Then cometh the end, when he shall have delivered up the kingdom to God, even the Father; when he shall have put down all rule and all authority and power – 1 Corinthians 15:24

When is “then”? Paul writes of the general resurrection of all saints, “at his (that is Christ’s) coming” (v.23).

So here is a very clear and concise picture of the last day. Jesus returns, as he promised, this time not in humility or poverty but in glory and majesty. The dead rise from the grave, by the same power that raised Christ from the dead 2,000 years ago.

Then comes the end. Jesus Christ delivers up the kingdom of God, over which he has been reigning and which he has been guiding since his ascension into heaven. He submits his church, successfully saved and sanctified, to God the Father, having conquered every other authority and power.

Every power?

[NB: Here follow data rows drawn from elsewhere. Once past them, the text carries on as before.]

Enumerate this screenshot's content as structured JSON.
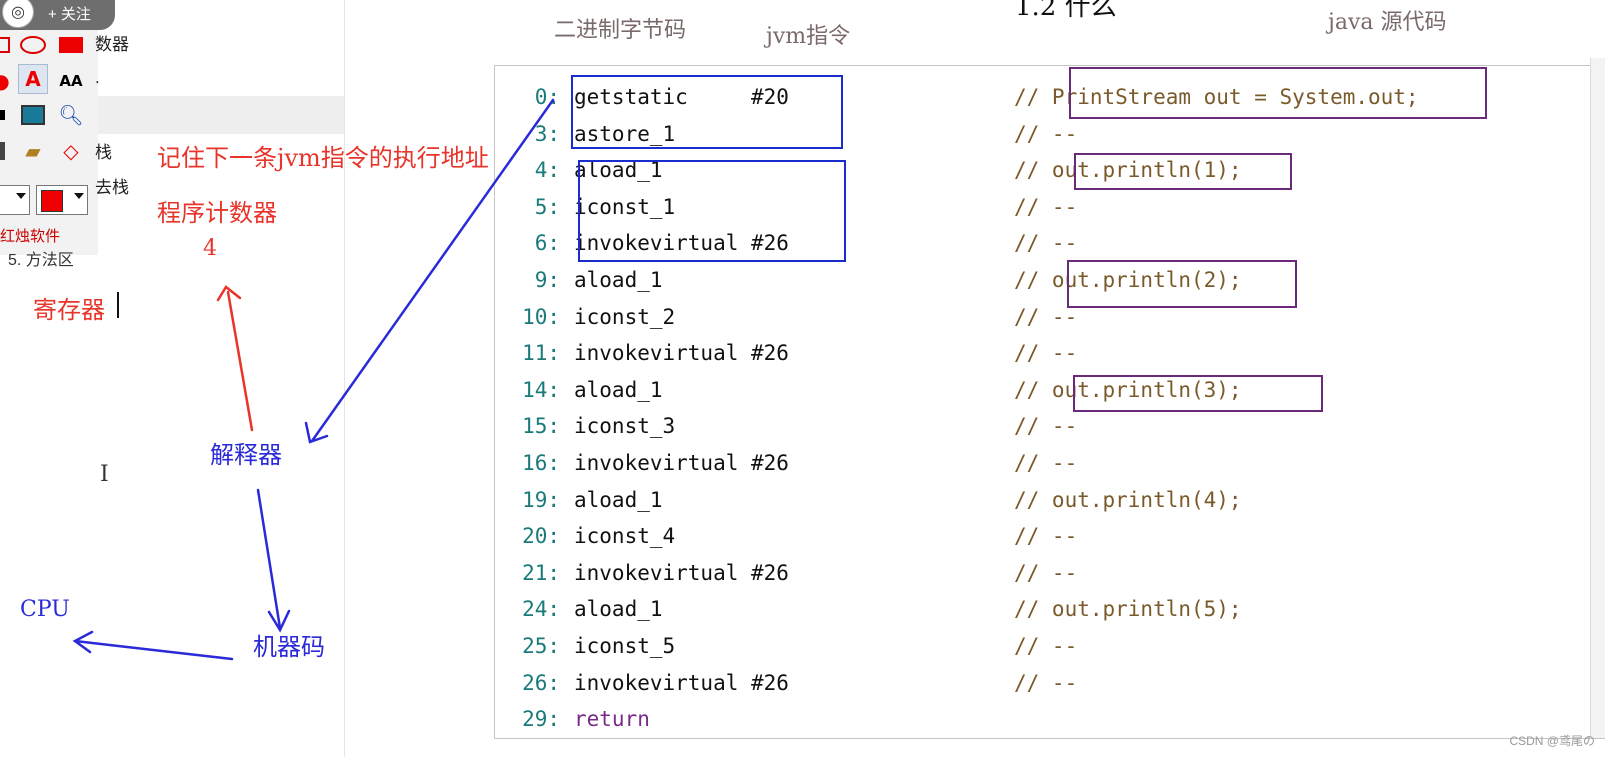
{
  "follow": {
    "label": "+ 关注",
    "logo": "黑马程序员"
  },
  "left_panel": {
    "clipped_labels": [
      "数器",
      "栈",
      "去栈",
      "."
    ],
    "brand": "红烛软件",
    "area5": "5. 方法区"
  },
  "toolbar_icons": [
    "rectangle-icon",
    "ellipse-icon",
    "filled-rect-icon",
    "shape-icon",
    "text-icon",
    "font-size-icon",
    "pen-icon",
    "screen-icon",
    "magnifier-icon",
    "book-icon",
    "open-folder-icon",
    "diamond-icon"
  ],
  "annotations": {
    "remember_next": "记住下一条jvm指令的执行地址",
    "program_counter": "程序计数器",
    "pc_value": "4",
    "register": "寄存器",
    "interpreter": "解释器",
    "machine_code": "机器码",
    "cpu": "CPU"
  },
  "titles": {
    "bytecode": "二进制字节码",
    "jvm_instructions": "jvm指令",
    "java_source": "java 源代码",
    "top_cut": "1.2 什么"
  },
  "code": [
    {
      "offset": "0:",
      "ins": "getstatic     #20",
      "comment": "// PrintStream out = System.out;"
    },
    {
      "offset": "3:",
      "ins": "astore_1",
      "comment": "// --"
    },
    {
      "offset": "4:",
      "ins": "aload_1",
      "comment": "// out.println(1);"
    },
    {
      "offset": "5:",
      "ins": "iconst_1",
      "comment": "// --"
    },
    {
      "offset": "6:",
      "ins": "invokevirtual #26",
      "comment": "// --"
    },
    {
      "offset": "9:",
      "ins": "aload_1",
      "comment": "// out.println(2);"
    },
    {
      "offset": "10:",
      "ins": "iconst_2",
      "comment": "// --"
    },
    {
      "offset": "11:",
      "ins": "invokevirtual #26",
      "comment": "// --"
    },
    {
      "offset": "14:",
      "ins": "aload_1",
      "comment": "// out.println(3);"
    },
    {
      "offset": "15:",
      "ins": "iconst_3",
      "comment": "// --"
    },
    {
      "offset": "16:",
      "ins": "invokevirtual #26",
      "comment": "// --"
    },
    {
      "offset": "19:",
      "ins": "aload_1",
      "comment": "// out.println(4);"
    },
    {
      "offset": "20:",
      "ins": "iconst_4",
      "comment": "// --"
    },
    {
      "offset": "21:",
      "ins": "invokevirtual #26",
      "comment": "// --"
    },
    {
      "offset": "24:",
      "ins": "aload_1",
      "comment": "// out.println(5);"
    },
    {
      "offset": "25:",
      "ins": "iconst_5",
      "comment": "// --"
    },
    {
      "offset": "26:",
      "ins": "invokevirtual #26",
      "comment": "// --"
    },
    {
      "offset": "29:",
      "ins": "return",
      "comment": ""
    }
  ],
  "watermark": "CSDN @鸢尾の",
  "colors": {
    "annotation_red": "#e8342a",
    "annotation_blue": "#2a2ad8",
    "box_blue": "#1a2ccc",
    "box_purple": "#6a2a7a"
  }
}
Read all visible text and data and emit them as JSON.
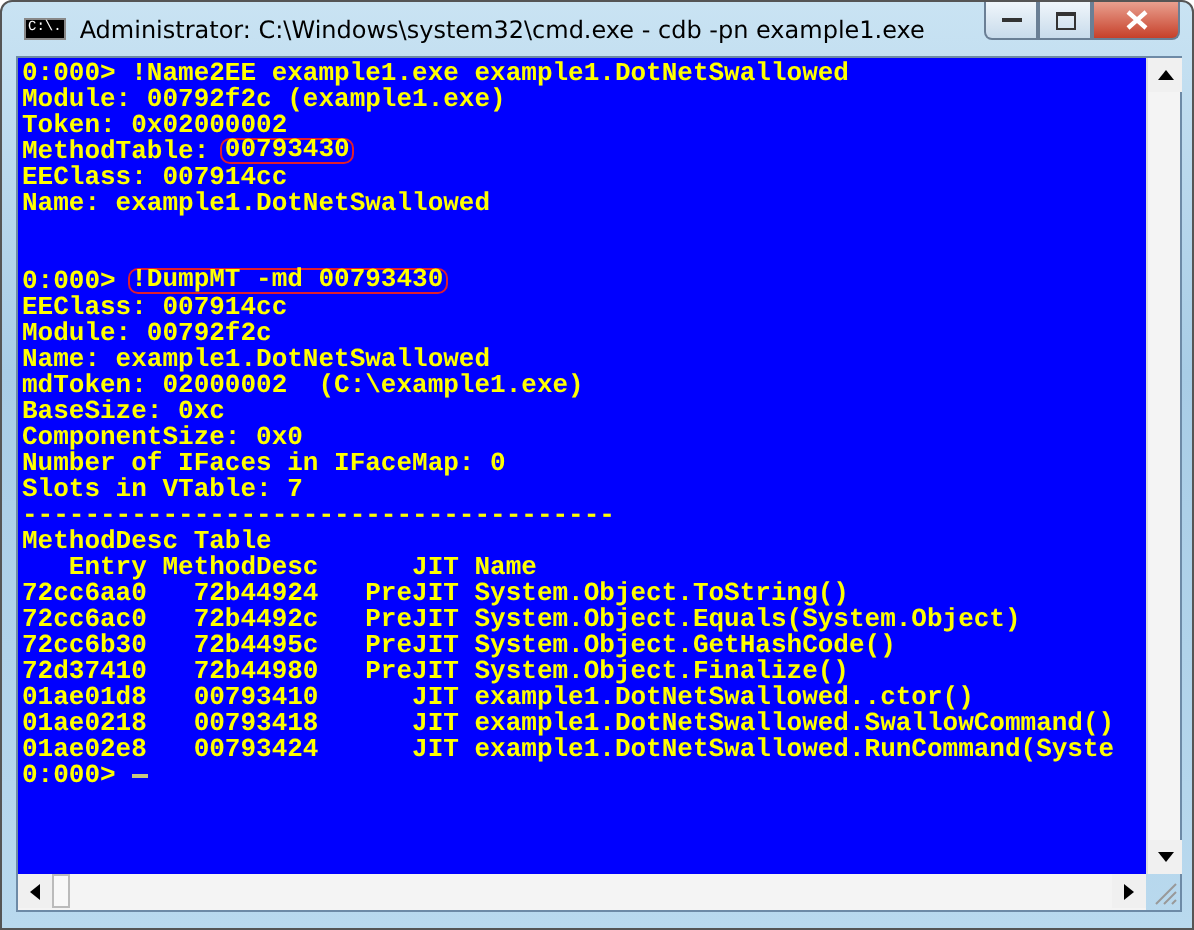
{
  "window": {
    "title": "Administrator: C:\\Windows\\system32\\cmd.exe - cdb  -pn example1.exe",
    "icon_text": "C:\\."
  },
  "console": {
    "lines": [
      {
        "kind": "text",
        "parts": [
          {
            "text": "0:000> !Name2EE example1.exe example1.DotNetSwallowed",
            "circled": false
          }
        ]
      },
      {
        "kind": "text",
        "parts": [
          {
            "text": "Module: 00792f2c (example1.exe)",
            "circled": false
          }
        ]
      },
      {
        "kind": "text",
        "parts": [
          {
            "text": "Token: 0x02000002",
            "circled": false
          }
        ]
      },
      {
        "kind": "text",
        "parts": [
          {
            "text": "MethodTable: ",
            "circled": false
          },
          {
            "text": "00793430",
            "circled": true
          }
        ]
      },
      {
        "kind": "text",
        "parts": [
          {
            "text": "EEClass: 007914cc",
            "circled": false
          }
        ]
      },
      {
        "kind": "text",
        "parts": [
          {
            "text": "Name: example1.DotNetSwallowed",
            "circled": false
          }
        ]
      },
      {
        "kind": "blank"
      },
      {
        "kind": "blank"
      },
      {
        "kind": "text",
        "parts": [
          {
            "text": "0:000> ",
            "circled": false
          },
          {
            "text": "!DumpMT -md 00793430",
            "circled": true
          }
        ]
      },
      {
        "kind": "text",
        "parts": [
          {
            "text": "EEClass: 007914cc",
            "circled": false
          }
        ]
      },
      {
        "kind": "text",
        "parts": [
          {
            "text": "Module: 00792f2c",
            "circled": false
          }
        ]
      },
      {
        "kind": "text",
        "parts": [
          {
            "text": "Name: example1.DotNetSwallowed",
            "circled": false
          }
        ]
      },
      {
        "kind": "text",
        "parts": [
          {
            "text": "mdToken: 02000002  (C:\\example1.exe)",
            "circled": false
          }
        ]
      },
      {
        "kind": "text",
        "parts": [
          {
            "text": "BaseSize: 0xc",
            "circled": false
          }
        ]
      },
      {
        "kind": "text",
        "parts": [
          {
            "text": "ComponentSize: 0x0",
            "circled": false
          }
        ]
      },
      {
        "kind": "text",
        "parts": [
          {
            "text": "Number of IFaces in IFaceMap: 0",
            "circled": false
          }
        ]
      },
      {
        "kind": "text",
        "parts": [
          {
            "text": "Slots in VTable: 7",
            "circled": false
          }
        ]
      },
      {
        "kind": "text",
        "parts": [
          {
            "text": "--------------------------------------",
            "circled": false
          }
        ]
      },
      {
        "kind": "text",
        "parts": [
          {
            "text": "MethodDesc Table",
            "circled": false
          }
        ]
      },
      {
        "kind": "text",
        "parts": [
          {
            "text": "   Entry MethodDesc      JIT Name",
            "circled": false
          }
        ]
      },
      {
        "kind": "text",
        "parts": [
          {
            "text": "72cc6aa0   72b44924   PreJIT System.Object.ToString()",
            "circled": false
          }
        ]
      },
      {
        "kind": "text",
        "parts": [
          {
            "text": "72cc6ac0   72b4492c   PreJIT System.Object.Equals(System.Object)",
            "circled": false
          }
        ]
      },
      {
        "kind": "text",
        "parts": [
          {
            "text": "72cc6b30   72b4495c   PreJIT System.Object.GetHashCode()",
            "circled": false
          }
        ]
      },
      {
        "kind": "text",
        "parts": [
          {
            "text": "72d37410   72b44980   PreJIT System.Object.Finalize()",
            "circled": false
          }
        ]
      },
      {
        "kind": "text",
        "parts": [
          {
            "text": "01ae01d8   00793410      JIT example1.DotNetSwallowed..ctor()",
            "circled": false
          }
        ]
      },
      {
        "kind": "text",
        "parts": [
          {
            "text": "01ae0218   00793418      JIT example1.DotNetSwallowed.SwallowCommand()",
            "circled": false
          }
        ]
      },
      {
        "kind": "text",
        "parts": [
          {
            "text": "01ae02e8   00793424      JIT example1.DotNetSwallowed.RunCommand(Syste",
            "circled": false
          }
        ]
      },
      {
        "kind": "prompt",
        "text": "0:000>"
      }
    ]
  }
}
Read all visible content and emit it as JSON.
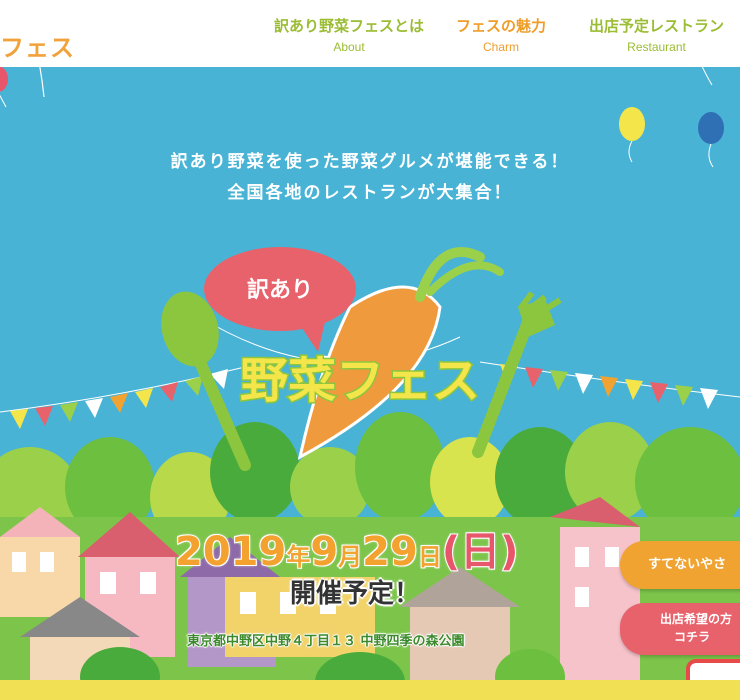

Yes. Even death, we are promised, will eventually be vanquished: “the last enemy that shall be destroyed is death” (26). Nothing is left to oppose the reign of Jesus Christ, or the glory of His Father.

This is a thrilling, magnificent prospect, isn’t it? But why do you think Paul shares this reality with us? Is it simply information to be filed way for later, or to settle our curiosity about the future? No, it is so this future reality can enlighten and enliven our present situation.

If the end looks like this, with Christ victorious and all his enemies crushed, shouldn’t that effect how we live today? Why are we so awed by the wise and mighty of this world? Why are we so eager to please ourselves and others?